Initially, Brady and Dana weren’t ready to open their own place, so they settled on a more “feasible” business plan: pulling a mobile wood-fired oven behind a 1967 Chevy truck to farmers markets and breweries. Using their savings from corporate sales and loans from family, the duo purchased an oven in Colorado, and a truck from a guy in Minnesota, both of which they had shipped to DC. Using their sales background, they convinced places around town to book them.
“When you have a wood fire mobile oven, people trust you. even if they should or shouldn’t,” Dana says. “But we were never going to deliver less than what we promised.”
Armed with the oven and truck, they still needed a place to actually make the pizza. So they went to Union Kitchen.
“We sort of bluffed our way in,” Dana says.
Nowadays, aspiring entrepreneurs have to undergo a selective vetting process to get a spot in popular food incubator, which gives members access to commercial kitchen space, among other perks to help launch their businesses. Things were more lax a couple of years ago. In an interview with the Union Kitchen representatives, Dana and Brady boasted about their ‘amazing’ pizza recipe, and gave more finite details about their sales plan. Once Timber Pizza was accepted, they snuck into the kitchen during off-hours to figure out how to make their recipe.
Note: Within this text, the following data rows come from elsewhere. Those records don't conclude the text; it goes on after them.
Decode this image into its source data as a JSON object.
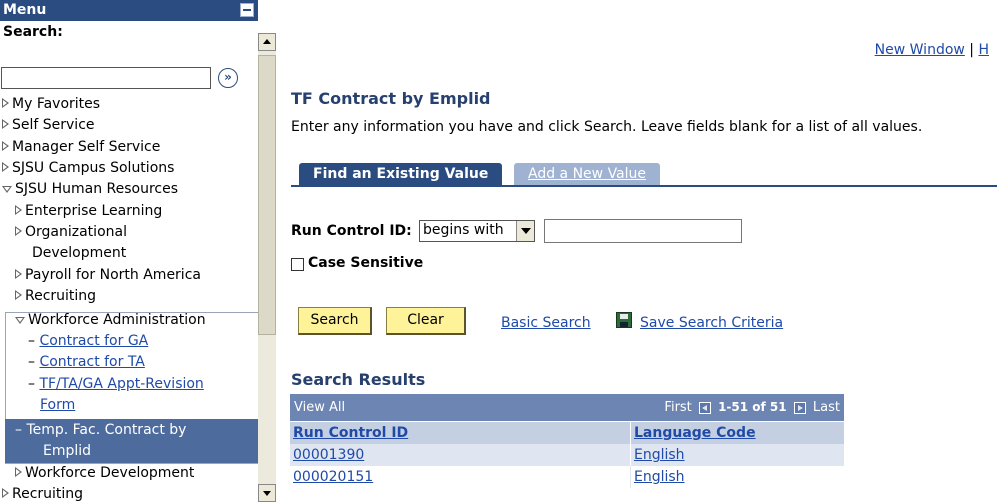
{
  "menu": {
    "title": "Menu",
    "search_label": "Search:",
    "search_value": "",
    "go_icon": "»",
    "items": [
      {
        "label": "My Favorites"
      },
      {
        "label": "Self Service"
      },
      {
        "label": "Manager Self Service"
      },
      {
        "label": "SJSU Campus Solutions"
      },
      {
        "label": "SJSU Human Resources"
      },
      {
        "label": "Enterprise Learning"
      },
      {
        "label": "Organizational"
      },
      {
        "label": "Development"
      },
      {
        "label": "Payroll for North America"
      },
      {
        "label": "Recruiting"
      },
      {
        "label": "Workforce Administration"
      },
      {
        "label": "Contract for GA"
      },
      {
        "label": "Contract for TA"
      },
      {
        "label": "TF/TA/GA Appt-Revision"
      },
      {
        "label": "Form"
      },
      {
        "label": "Temp. Fac. Contract by"
      },
      {
        "label": "Emplid"
      },
      {
        "label": "Workforce Development"
      },
      {
        "label": "Recruiting"
      }
    ]
  },
  "header_links": {
    "new_window": "New Window",
    "separator": "|",
    "help": "H"
  },
  "page": {
    "title": "TF Contract by Emplid",
    "instructions": "Enter any information you have and click Search. Leave fields blank for a list of all values."
  },
  "tabs": {
    "find": "Find an Existing Value",
    "add": "Add a New Value"
  },
  "form": {
    "run_control_label": "Run Control ID:",
    "operator": "begins with",
    "run_control_value": "",
    "case_sensitive_label": "Case Sensitive",
    "search_button": "Search",
    "clear_button": "Clear",
    "basic_search": "Basic Search",
    "save_search": "Save Search Criteria"
  },
  "results": {
    "title": "Search Results",
    "view_all": "View All",
    "first": "First",
    "range": "1-51 of 51",
    "last": "Last",
    "columns": [
      "Run Control ID",
      "Language Code"
    ],
    "rows": [
      [
        "00001390",
        "English"
      ],
      [
        "000020151",
        "English"
      ]
    ]
  },
  "colors": {
    "header_blue": "#2b4c81",
    "selected_row": "#4e6b9e",
    "button_yellow": "#fff39a",
    "link": "#1f4aa8"
  }
}
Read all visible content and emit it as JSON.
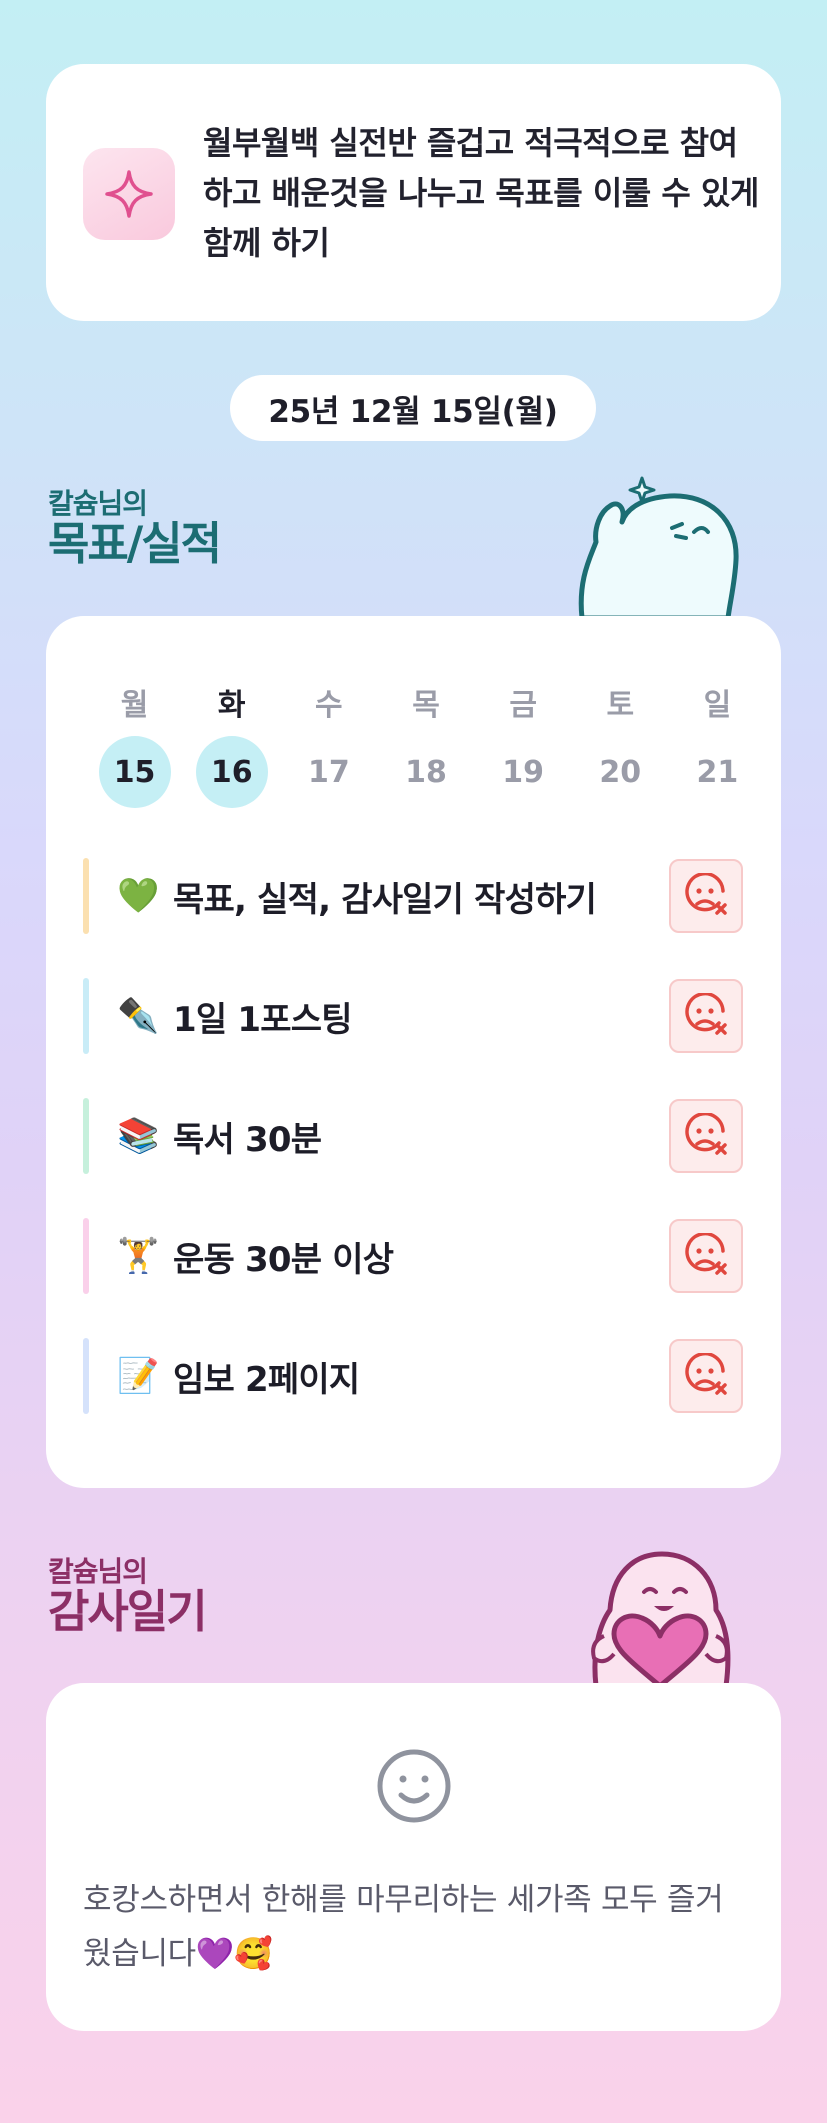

“They’re 100 percent bootstrappers,” says Maya Atlas, the member development manager at Union Kitchen. “They want to do something, and they figure out how to do it.”
With all the pieces in place, Brady and Dana still had no idea how to make pizza. So two weeks before their first event at Baying Hound Brewery in Rockville (which is now closed, no fault to them), Brady and Dana read everything they could about pizza making, locked themselves in their Union Kitchen space, and figured out their recipe through days of trial and error. Out of the flour dust, Timber Pizza was born.
With financial help from a team of DC-based investors, Brady and Dana will launch the first brick-and-mortar location of Timber Pizza, after years of towing their oven to farmer’s markets, city curbs, and weddings. The 36-seat restaurant in Petworth maintains the same focus of the mobile venture: 12-inch “Neapolitan-ish” pies.
“We didn’t want to do classic Neapolitan dough,” Dana says. “We wanted it crispier.”
They use mostly local ingredients from farmers markets, and make everything they can in-house. Early favorites include the “Big G” with pesto, smoked mozzarella, heirloom cherry tomatoes, and ham; the “809” with hot chorizo, soppressata and sweet peppers; and the “Ty Brady,” a mix of crab, corn, potatoes and Old Bay seasoning named after Brady’s dad. All of them range between $10 and $17. They’ll also have pork empanadas and an Italian riff on elote (Mexican street corn), along with local draft beers and simple summer cocktails. For dessert: Dolcezza gelato served in homemade cones.
“We had a lot of initial luck where things kind of just worked out well…but we definitely had a lot of ‘oh shit’ moments that first summer,” Dana says. “But you learn fast in those moments.”
Timber Pizza is one of a handful of businesses from Union Kitchen to open a storefront–others include Chaia,District Doughnut, and TaKorean. But even as they move beyond the food incubator, collaborations continue, like a special pie using Dirty South Deli’s pulled pork and Chups’ mango chutney.
“The thing that’s been most valuable in the last year is the relationships that we’ve created and rubbing elbows with different food trucks and purveyors,” Dana says.
Timber Pizza Co. 809 Upshur St., NW